The 2018 tournament in Russia was the 21st World Cup and, as the event has developed, worldwide TV coverage has become ever more important.
Why is TV coverage so important?
The prime reasons are audience size and financial value. Approximately 3.2 billion people tuned in to watch the Rio de Janeiro tournament, with this figure expected to rise to 3.4bn viewers for Russia 2018.
Financially, the World Cup brand value has risen by £45m since 2014 to a staggering £176m. This correlates with the television rights that are bought and sold by the major worldwide networks. For example, the American broadcasting company Fox paid £326m to cover the Russia World Cup, while Telemundo, giant of the Spanish networks, paid close to half a billion pounds.
Record-breaking viewing figures

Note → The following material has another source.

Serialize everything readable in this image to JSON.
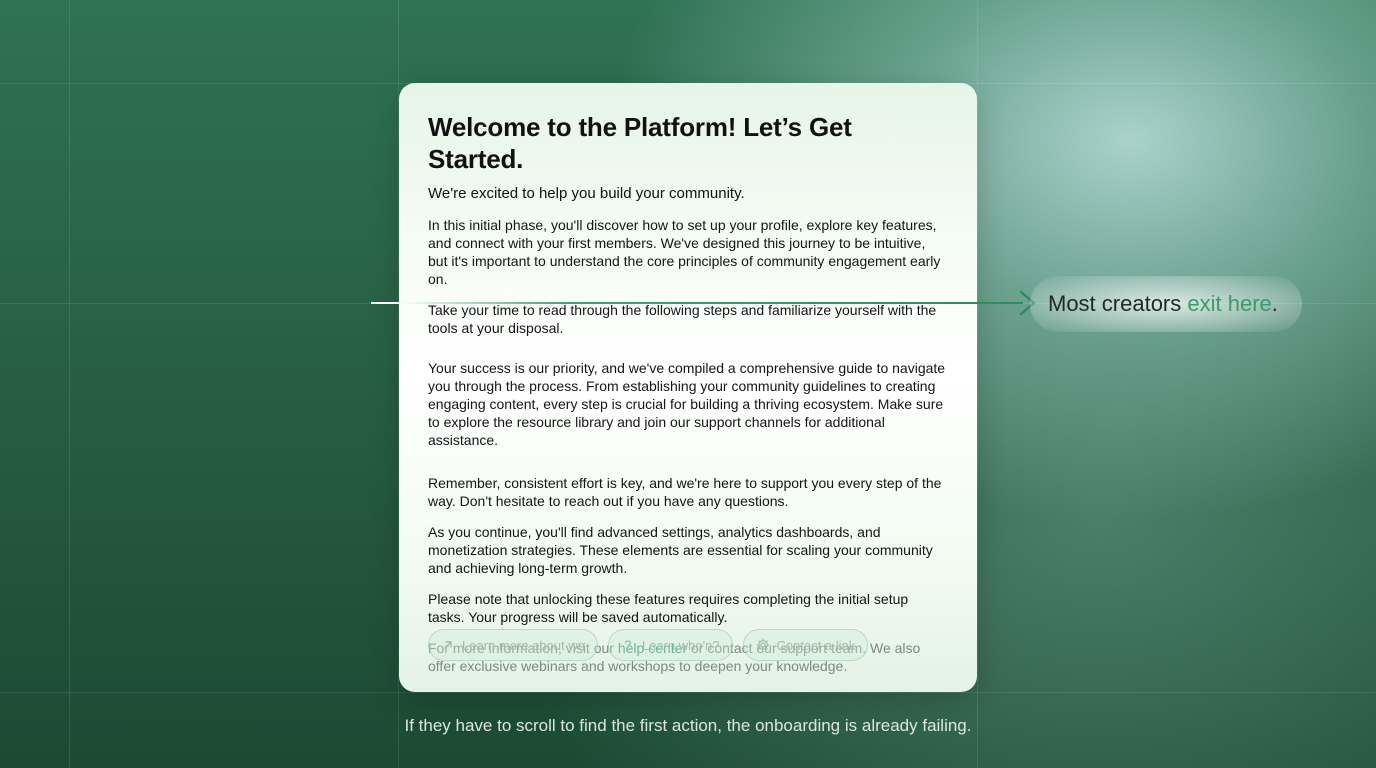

Previous FIFA tournaments have consistently brought in hundreds of millions of viewers worldwide. The 2014 Brazil World Cup was the largest sporting television event of all time: nearly half the world’s population tuned in, with an incredible one billion people watching the final between Germany and Argentina.

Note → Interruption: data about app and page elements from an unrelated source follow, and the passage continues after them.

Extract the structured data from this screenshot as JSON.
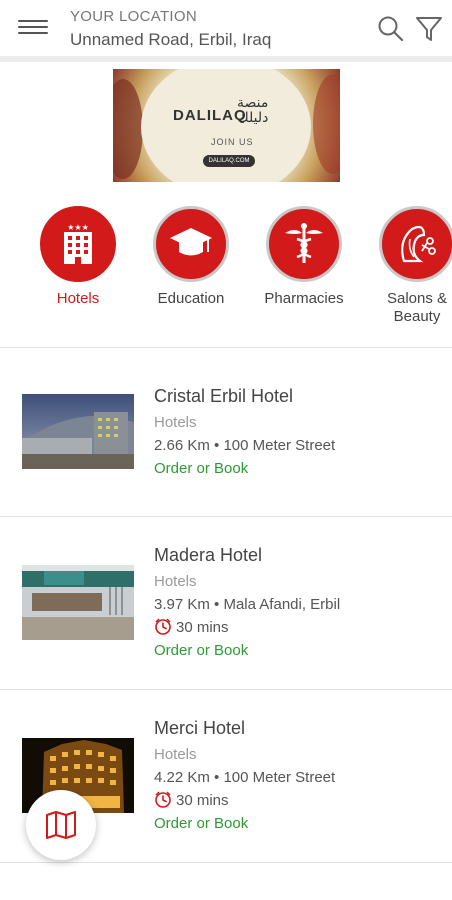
{
  "header": {
    "location_label": "YOUR LOCATION",
    "location_value": "Unnamed Road, Erbil, Iraq"
  },
  "banner": {
    "brand": "DALILAQ",
    "arabic_line1": "منصة",
    "arabic_line2": "دليلك",
    "cta": "JOIN US",
    "url": "DALILAQ.COM"
  },
  "categories": [
    {
      "label": "Hotels",
      "icon": "hotel-icon",
      "active": true
    },
    {
      "label": "Education",
      "icon": "graduation-cap-icon",
      "active": false
    },
    {
      "label": "Pharmacies",
      "icon": "caduceus-icon",
      "active": false
    },
    {
      "label": "Salons & Beauty",
      "icon": "salon-icon",
      "active": false
    }
  ],
  "listings": [
    {
      "name": "Cristal Erbil Hotel",
      "category": "Hotels",
      "distance": "2.66 Km • 100 Meter Street",
      "time": "",
      "action": "Order or Book"
    },
    {
      "name": "Madera Hotel",
      "category": "Hotels",
      "distance": "3.97 Km • Mala Afandi, Erbil",
      "time": "30 mins",
      "action": "Order or Book"
    },
    {
      "name": "Merci Hotel",
      "category": "Hotels",
      "distance": "4.22 Km • 100 Meter Street",
      "time": "30 mins",
      "action": "Order or Book"
    }
  ],
  "colors": {
    "brand_red": "#d21a1a",
    "action_green": "#2e9a35",
    "muted_text": "#999999"
  },
  "icons": {
    "menu": "hamburger-menu-icon",
    "search": "search-icon",
    "filter": "filter-funnel-icon",
    "map": "map-icon",
    "clock": "clock-icon"
  }
}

Broadcasters increased their television coverage by 36% from 2010, resulting in 98,087 hours of footage. This significant increase in exposure meant that online and mobile services also saw substantial growth, with an estimated 280m people watching on smaller screens.
The 2018 World Cup in numbers
The 2018 Russia World Cup broke all types of records—for both audience size and financial value. Approximately 200 territories covered at least one game, with over 40 countries providing live commentary, bringing the event to around 3.4bn people across the globe. Specifically, the tournament captured more attention in the UK than both the London Olympic opening ceremony and the royal wedding of Prince Harry and Meghan Markle, with 24.2m people watching England’s semi-final game against Croatia.
Across the world, countries experienced huge audience sizes for the final, with a combined 52.5m people watching across the UK, Spain, Italy and Germany. Even ‘across the pond’ in the US, over 14 million people tuned into France’s win against Croatia.
However, it was China that led the way in terms of viewer numbers, with 56m people watching the final. With seven of the official 2018 World Cup sponsors coming from China, sporting coverage has grown exponentially.
What about online coverage?
Television will continue to dominate future coverage of the world’s most prestigious sporting event, with FIFA set to generate £1.25bn from TV coverage rights before Qatar host the next tournament in four years’ time.
But there’s also growing demand for online streaming. With approximately 59% of audience members being under 34 years old, this type of service is expected to increase significantly in popularity by 2022. Streaming service Akamai saw its online traffic exceed the entire 2014 tournament within the first ten days of football in Russia. The BBC had over 66m requests for coverage via mobile or iPlayer, and reported an additional figure of more than 49m unique viewers on the BBC Sport website.
Unfortunately, football didn’t ‘come home’ in the end, but our exhibition Action Replay offers the perfect opportunity to learn more about where sporting television coverage first started—and where it could head in the future.
Action Replay is open at the National Science and Media Museum until 23 January 2019.